Massive Target breach could have lasting effects
MINNEAPOLIS -- Fallout from Target's pre-Christmas security breach is likely to affect the company's sales and profits well into the new year.
The company disclosed on Friday that the massive data theft was significantly more extensive and affected millions more shoppers than the company reported in December. As a result of the breach, millions of Target customers have become vulnerable to identity theft, experts say.
The nation's second largest discounter said hackers stole personal information — including names, phone numbers as well as email and mailing addresses — from as many as 70 million customers as part of a data breach it discovered last month.
Target announced on Dec. 19 that some 40 million credit and debit card accounts had been affected by a data breach that happened between Nov. 27 and Dec. 15 — just as the holiday shopping season was getting into gear. As part of that announcement, the company said customers' names, credit and debit card numbers, card expiration dates, debit-card PINs and the embedded code on the magnetic strip on the back of cards had been stolen.
According to new information gleaned from its investigation with the Secret Service and the Department of Justice, Target said Friday that criminals also took non-credit card related data for some 70 million shoppers who could have made purchases at Target stores outside the late Nov. to mid-Dec. timeframe.
Some overlap exists between the two data sets, the company said.
The revelations mean more than 70 million people may have had their data stolen. And when the company releases a final tally, the theft could become the largest data breach on record for a retailer, surpassing an incident uncovered in 2007 that saw more than 90 million records pilfered from TJX Cos. Inc.
The latest developments come as Target said that just this week it was starting to see sales recover from the crisis. The company, however, cut its earnings outlook for the quarter that covers the crucial holiday season and warned that sales would be down for the period.
But with the latest news, some analysts believe the breach could be a financial drag on the company for several more quarters.
"This is going to linger like a black cloud over the company's financials for the first half of the year," said Brian S. Sozzi, CEO & chief equities strategist at Belus Capital Advisors.
Meanwhile, the Attorney General from New York announced that it is participating in an investigation into the security breach. Attorney General Eric T. Schneiderman called the latest news "deeply troubling."
Molly Snyder, a Target spokesman, told The Associated Press that she didn't have new details to share about how the data breach was conducted. The company has only said that its point-of sale system in its U.S. stores was compromised.
"I know that it is frustrating for our guests to learn that this information was taken and we are truly sorry they are having to endure this," said Gregg Steinhafel, Target chairman, president and CEO, in a statement.

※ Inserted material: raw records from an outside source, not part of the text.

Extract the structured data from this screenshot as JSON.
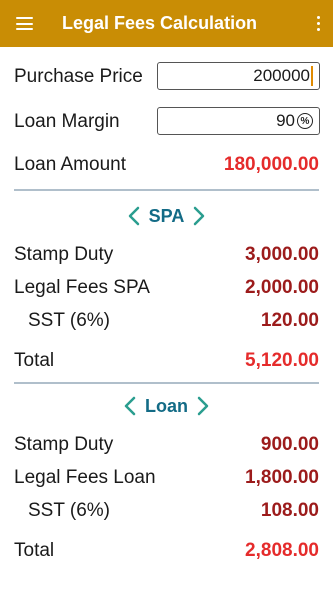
{
  "app": {
    "title": "Legal Fees Calculation"
  },
  "inputs": {
    "purchase_price": {
      "label": "Purchase Price",
      "value": "200000"
    },
    "loan_margin": {
      "label": "Loan Margin",
      "value": "90",
      "unit_icon": "percent-icon"
    }
  },
  "loan_amount": {
    "label": "Loan Amount",
    "value": "180,000.00"
  },
  "spa": {
    "title": "SPA",
    "stamp_duty": {
      "label": "Stamp Duty",
      "value": "3,000.00"
    },
    "legal_fees": {
      "label": "Legal Fees SPA",
      "value": "2,000.00"
    },
    "sst": {
      "label": "SST (6%)",
      "value": "120.00"
    },
    "total": {
      "label": "Total",
      "value": "5,120.00"
    }
  },
  "loan": {
    "title": "Loan",
    "stamp_duty": {
      "label": "Stamp Duty",
      "value": "900.00"
    },
    "legal_fees": {
      "label": "Legal Fees Loan",
      "value": "1,800.00"
    },
    "sst": {
      "label": "SST (6%)",
      "value": "108.00"
    },
    "total": {
      "label": "Total",
      "value": "2,808.00"
    }
  },
  "colors": {
    "appbar": "#c98d05",
    "section_title": "#136b86",
    "value_dark_red": "#9c1b1b",
    "value_bright_red": "#e52b2b"
  }
}
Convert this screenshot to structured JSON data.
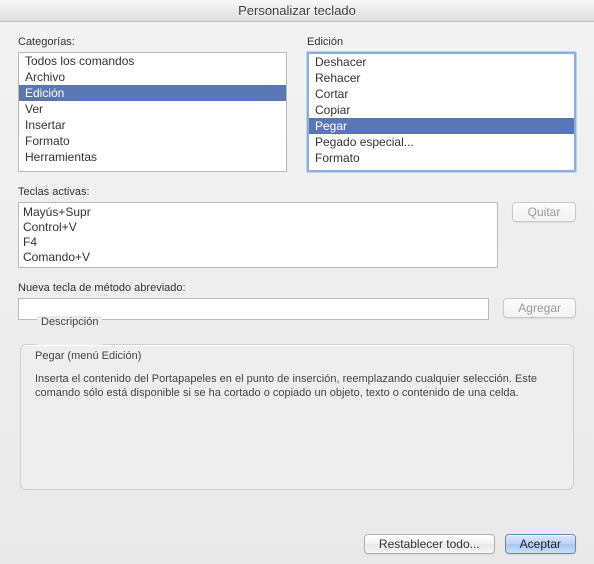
{
  "window": {
    "title": "Personalizar teclado"
  },
  "categories": {
    "label": "Categorías:",
    "items": [
      {
        "label": "Todos los comandos",
        "selected": false
      },
      {
        "label": "Archivo",
        "selected": false
      },
      {
        "label": "Edición",
        "selected": true
      },
      {
        "label": "Ver",
        "selected": false
      },
      {
        "label": "Insertar",
        "selected": false
      },
      {
        "label": "Formato",
        "selected": false
      },
      {
        "label": "Herramientas",
        "selected": false
      }
    ]
  },
  "commands": {
    "label": "Edición",
    "items": [
      {
        "label": "Deshacer",
        "selected": false
      },
      {
        "label": "Rehacer",
        "selected": false
      },
      {
        "label": "Cortar",
        "selected": false
      },
      {
        "label": "Copiar",
        "selected": false
      },
      {
        "label": "Pegar",
        "selected": true
      },
      {
        "label": "Pegado especial...",
        "selected": false
      },
      {
        "label": "Formato",
        "selected": false
      }
    ]
  },
  "active_keys": {
    "label": "Teclas activas:",
    "items": [
      "Mayús+Supr",
      "Control+V",
      "F4",
      "Comando+V"
    ],
    "remove_label": "Quitar"
  },
  "new_key": {
    "label": "Nueva tecla de método abreviado:",
    "value": "",
    "add_label": "Agregar"
  },
  "description": {
    "group_label": "Descripción",
    "title": "Pegar (menú Edición)",
    "text": "Inserta el contenido del Portapapeles en el punto de inserción, reemplazando cualquier selección. Este comando sólo está disponible si se ha cortado o copiado un objeto, texto o contenido de una celda."
  },
  "footer": {
    "reset_label": "Restablecer todo...",
    "accept_label": "Aceptar"
  }
}
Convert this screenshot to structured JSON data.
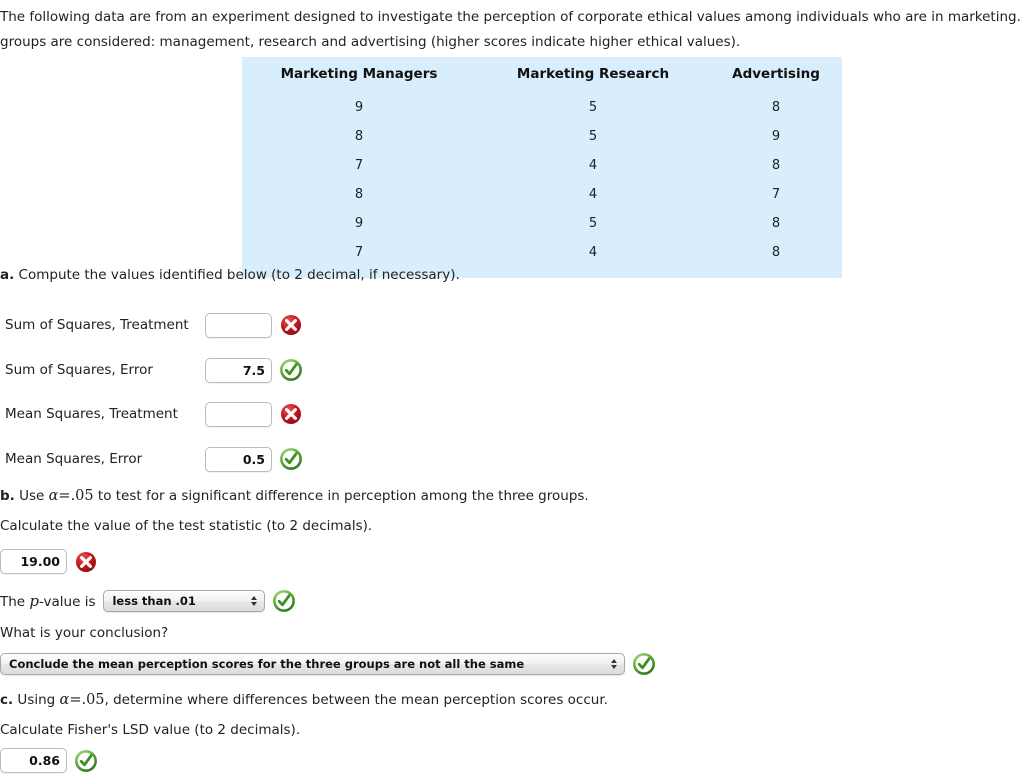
{
  "intro": {
    "line1": "The following data are from an experiment designed to investigate the perception of corporate ethical values among individuals who are in marketing. T",
    "line2": "groups are considered: management, research and advertising (higher scores indicate higher ethical values)."
  },
  "data_table": {
    "headers": [
      "Marketing Managers",
      "Marketing Research",
      "Advertising"
    ],
    "rows": [
      [
        "9",
        "5",
        "8"
      ],
      [
        "8",
        "5",
        "9"
      ],
      [
        "7",
        "4",
        "8"
      ],
      [
        "8",
        "4",
        "7"
      ],
      [
        "9",
        "5",
        "8"
      ],
      [
        "7",
        "4",
        "8"
      ]
    ]
  },
  "part_a": {
    "prompt_label": "a.",
    "prompt_text": " Compute the values identified below (to 2 decimal, if necessary).",
    "fields": [
      {
        "label": "Sum of Squares, Treatment",
        "value": "",
        "status": "incorrect"
      },
      {
        "label": "Sum of Squares, Error",
        "value": "7.5",
        "status": "correct"
      },
      {
        "label": "Mean Squares, Treatment",
        "value": "",
        "status": "incorrect"
      },
      {
        "label": "Mean Squares, Error",
        "value": "0.5",
        "status": "correct"
      }
    ]
  },
  "part_b": {
    "prompt_label": "b.",
    "prompt_pre": " Use ",
    "alpha_symbol": "α",
    "equals_symbol": "=",
    "alpha_value": ".05",
    "prompt_post": " to test for a significant difference in perception among the three groups.",
    "calc_text": "Calculate the value of the test statistic (to 2 decimals).",
    "test_statistic": {
      "value": "19.00",
      "status": "incorrect"
    },
    "pvalue_pre": "The ",
    "pvalue_p": "p",
    "pvalue_post": "-value is",
    "pvalue_select": {
      "value": "less than .01",
      "status": "correct"
    },
    "conclusion_question": "What is your conclusion?",
    "conclusion_select": {
      "value": "Conclude the mean perception scores for the three groups are not all the same",
      "status": "correct"
    }
  },
  "part_c": {
    "prompt_label": "c.",
    "prompt_pre": " Using ",
    "alpha_symbol": "α",
    "equals_symbol": "=",
    "alpha_value": ".05",
    "prompt_post": ", determine where differences between the mean perception scores occur.",
    "calc_text": "Calculate Fisher's LSD value (to 2 decimals).",
    "lsd": {
      "value": "0.86",
      "status": "correct"
    }
  },
  "colors": {
    "table_bg": "#d8eefc",
    "correct_green": "#3d8b29",
    "incorrect_red": "#b81b1b",
    "text": "#222222"
  },
  "icons": {
    "correct": "check-circle-icon",
    "incorrect": "x-circle-icon"
  }
}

Target investors have been largely unmoved by the company's disclosures. Target's stock, while volatile, has traded at about $63 since news of the breach leaked on Dec. 18. It slipped just 72 cents, or more than 1 percent, to $62.62 in trading Friday.
But some observers believe the stock could get battered if consumers stay away from Target stores. Several Wall Street analysts downgraded their earnings forecasts for the retailer on Friday.
Colleen McCarthy, 26, of Cleveland, Ohio, is among those who are avoiding Target. McCarthy used her Chase debit card at a local Target on the Friday after Thanksgiving and received a notice from Chase a few days after news of the breach first broke. The letter identified her as a potential victim of the Target breach but said, "don't worry." At the time, she was only somewhat concerned.
But Monday night McCarthy received a call from Chase, alerting her that someone tried to use her debit account twice in Michigan. The thief cleared $150, which caused her rent check to bounce. Chase restored the money to her account. "This has been a nightmare," she said. "My rent check bounced. My debit card had to be canceled. And who's to say what other people have access to my information?"
Target tried to woo scared shoppers back to stores on the last weekend before Christmas with a 10 percent discount on nearly everything in its stores. Target is also offering a year of free credit monitoring and identity theft protection to customers that shopped at its stores.
Still, some experts believe the company should do more.
"Target is in a critical situation with consumers because its credibility and brand loyalty are being questioned," said David E. Johnson, CEO of Strategic Vision, LLC, which specializes in crisis communications. "Right now, investors think Target can weather the storm. But the longer it gets worse, the worse it is for Target."
Johnson says Target needs to rebuild shoppers' trust. He believes Target needs to air TV commercials assuring them that it's safe to shop in its stores. It also should offer more incentives like deeper discounts to woo consumers, Johnson said.
Clearly, Target shoppers were scared off during the holiday season, when stores can make roughly 20 percent to 40 percent of their annual revenue.
The Minneapolis company also said that it now foresees fourth-quarter sales at stores open at least a year will be down about 2.5 percent. It previously predicted those sales would be about flat.
This figure is a closely-watched indicator of a retailer's health.
Target cautioned that its fourth-quarter financials may include charges related to the data breach. The chain said the costs tied to the breach may have a material adverse effect on its quarterly results as well as future periods.
The company has 1,921 stores, with 1,797 locations in the U.S. and 124 in Canada.
AP Business Writer Bree Fowler in New York contributed to this report.